**Extracted data entries:**
=-=-=

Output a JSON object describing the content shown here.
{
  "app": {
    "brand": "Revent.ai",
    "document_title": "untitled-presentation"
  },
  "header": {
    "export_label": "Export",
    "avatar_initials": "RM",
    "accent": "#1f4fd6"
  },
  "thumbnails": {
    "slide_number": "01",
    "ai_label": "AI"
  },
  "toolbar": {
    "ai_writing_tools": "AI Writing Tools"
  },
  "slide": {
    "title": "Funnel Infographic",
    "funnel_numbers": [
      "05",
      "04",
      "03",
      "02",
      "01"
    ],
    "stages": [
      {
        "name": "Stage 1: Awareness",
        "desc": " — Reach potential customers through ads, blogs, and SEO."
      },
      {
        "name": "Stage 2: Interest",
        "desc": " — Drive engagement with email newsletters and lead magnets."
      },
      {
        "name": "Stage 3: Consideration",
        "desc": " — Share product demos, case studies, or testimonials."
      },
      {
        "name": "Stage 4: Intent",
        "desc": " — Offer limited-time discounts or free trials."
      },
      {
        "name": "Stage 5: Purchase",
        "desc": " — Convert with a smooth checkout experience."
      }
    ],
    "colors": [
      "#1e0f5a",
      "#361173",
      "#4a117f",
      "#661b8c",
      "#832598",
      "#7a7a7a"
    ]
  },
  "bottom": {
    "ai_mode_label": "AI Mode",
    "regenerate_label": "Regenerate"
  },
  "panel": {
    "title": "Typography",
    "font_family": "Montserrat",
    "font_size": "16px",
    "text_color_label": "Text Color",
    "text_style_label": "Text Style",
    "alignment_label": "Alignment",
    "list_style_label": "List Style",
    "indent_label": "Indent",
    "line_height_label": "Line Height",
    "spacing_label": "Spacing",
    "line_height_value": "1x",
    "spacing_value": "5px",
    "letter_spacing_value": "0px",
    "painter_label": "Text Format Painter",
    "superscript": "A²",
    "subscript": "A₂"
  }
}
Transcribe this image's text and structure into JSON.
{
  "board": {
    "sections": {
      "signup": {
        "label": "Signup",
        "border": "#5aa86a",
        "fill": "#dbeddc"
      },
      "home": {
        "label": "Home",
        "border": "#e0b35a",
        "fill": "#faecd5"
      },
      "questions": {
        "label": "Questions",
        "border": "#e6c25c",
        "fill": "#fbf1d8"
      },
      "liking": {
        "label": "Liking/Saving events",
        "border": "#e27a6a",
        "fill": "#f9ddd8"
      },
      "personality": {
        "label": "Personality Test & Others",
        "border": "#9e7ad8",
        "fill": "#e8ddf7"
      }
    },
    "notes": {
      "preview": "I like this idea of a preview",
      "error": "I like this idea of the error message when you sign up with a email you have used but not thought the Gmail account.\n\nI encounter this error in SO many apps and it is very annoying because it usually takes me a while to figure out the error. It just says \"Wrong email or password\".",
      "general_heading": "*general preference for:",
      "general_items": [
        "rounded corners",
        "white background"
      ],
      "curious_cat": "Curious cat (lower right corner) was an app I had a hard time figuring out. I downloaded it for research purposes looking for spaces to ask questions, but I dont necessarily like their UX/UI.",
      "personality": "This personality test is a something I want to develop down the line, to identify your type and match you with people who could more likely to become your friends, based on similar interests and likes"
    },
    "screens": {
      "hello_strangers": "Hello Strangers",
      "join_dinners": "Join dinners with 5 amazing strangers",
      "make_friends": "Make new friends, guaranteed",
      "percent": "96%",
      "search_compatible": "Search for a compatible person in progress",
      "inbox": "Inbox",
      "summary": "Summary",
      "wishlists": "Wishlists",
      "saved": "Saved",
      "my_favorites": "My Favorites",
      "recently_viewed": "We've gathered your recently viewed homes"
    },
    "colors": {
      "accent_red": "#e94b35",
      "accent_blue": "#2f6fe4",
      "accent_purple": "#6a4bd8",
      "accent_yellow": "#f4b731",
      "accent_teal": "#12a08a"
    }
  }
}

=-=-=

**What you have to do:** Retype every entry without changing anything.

**Solution for this task:**
Output a JSON object describing the content shown here.
{
  "app": {
    "brand": "Revent.ai",
    "document_title": "untitled-presentation"
  },
  "header": {
    "export_label": "Export",
    "avatar_initials": "RM",
    "accent": "#1f4fd6"
  },
  "thumbnails": {
    "slide_number": "01",
    "ai_label": "AI"
  },
  "toolbar": {
    "ai_writing_tools": "AI Writing Tools"
  },
  "slide": {
    "title": "Funnel Infographic",
    "funnel_numbers": [
      "05",
      "04",
      "03",
      "02",
      "01"
    ],
    "stages": [
      {
        "name": "Stage 1: Awareness",
        "desc": " — Reach potential customers through ads, blogs, and SEO."
      },
      {
        "name": "Stage 2: Interest",
        "desc": " — Drive engagement with email newsletters and lead magnets."
      },
      {
        "name": "Stage 3: Consideration",
        "desc": " — Share product demos, case studies, or testimonials."
      },
      {
        "name": "Stage 4: Intent",
        "desc": " — Offer limited-time discounts or free trials."
      },
      {
        "name": "Stage 5: Purchase",
        "desc": " — Convert with a smooth checkout experience."
      }
    ],
    "colors": [
      "#1e0f5a",
      "#361173",
      "#4a117f",
      "#661b8c",
      "#832598",
      "#7a7a7a"
    ]
  },
  "bottom": {
    "ai_mode_label": "AI Mode",
    "regenerate_label": "Regenerate"
  },
  "panel": {
    "title": "Typography",
    "font_family": "Montserrat",
    "font_size": "16px",
    "text_color_label": "Text Color",
    "text_style_label": "Text Style",
    "alignment_label": "Alignment",
    "list_style_label": "List Style",
    "indent_label": "Indent",
    "line_height_label": "Line Height",
    "spacing_label": "Spacing",
    "line_height_value": "1x",
    "spacing_value": "5px",
    "letter_spacing_value": "0px",
    "painter_label": "Text Format Painter",
    "superscript": "A²",
    "subscript": "A₂"
  }
}
Transcribe this image's text and structure into JSON.
{
  "board": {
    "sections": {
      "signup": {
        "label": "Signup",
        "border": "#5aa86a",
        "fill": "#dbeddc"
      },
      "home": {
        "label": "Home",
        "border": "#e0b35a",
        "fill": "#faecd5"
      },
      "questions": {
        "label": "Questions",
        "border": "#e6c25c",
        "fill": "#fbf1d8"
      },
      "liking": {
        "label": "Liking/Saving events",
        "border": "#e27a6a",
        "fill": "#f9ddd8"
      },
      "personality": {
        "label": "Personality Test & Others",
        "border": "#9e7ad8",
        "fill": "#e8ddf7"
      }
    },
    "notes": {
      "preview": "I like this idea of a preview",
      "error": "I like this idea of the error message when you sign up with a email you have used but not thought the Gmail account.\n\nI encounter this error in SO many apps and it is very annoying because it usually takes me a while to figure out the error. It just says \"Wrong email or password\".",
      "general_heading": "*general preference for:",
      "general_items": [
        "rounded corners",
        "white background"
      ],
      "curious_cat": "Curious cat (lower right corner) was an app I had a hard time figuring out. I downloaded it for research purposes looking for spaces to ask questions, but I dont necessarily like their UX/UI.",
      "personality": "This personality test is a something I want to develop down the line, to identify your type and match you with people who could more likely to become your friends, based on similar interests and likes"
    },
    "screens": {
      "hello_strangers": "Hello Strangers",
      "join_dinners": "Join dinners with 5 amazing strangers",
      "make_friends": "Make new friends, guaranteed",
      "percent": "96%",
      "search_compatible": "Search for a compatible person in progress",
      "inbox": "Inbox",
      "summary": "Summary",
      "wishlists": "Wishlists",
      "saved": "Saved",
      "my_favorites": "My Favorites",
      "recently_viewed": "We've gathered your recently viewed homes"
    },
    "colors": {
      "accent_red": "#e94b35",
      "accent_blue": "#2f6fe4",
      "accent_purple": "#6a4bd8",
      "accent_yellow": "#f4b731",
      "accent_teal": "#12a08a"
    }
  }
}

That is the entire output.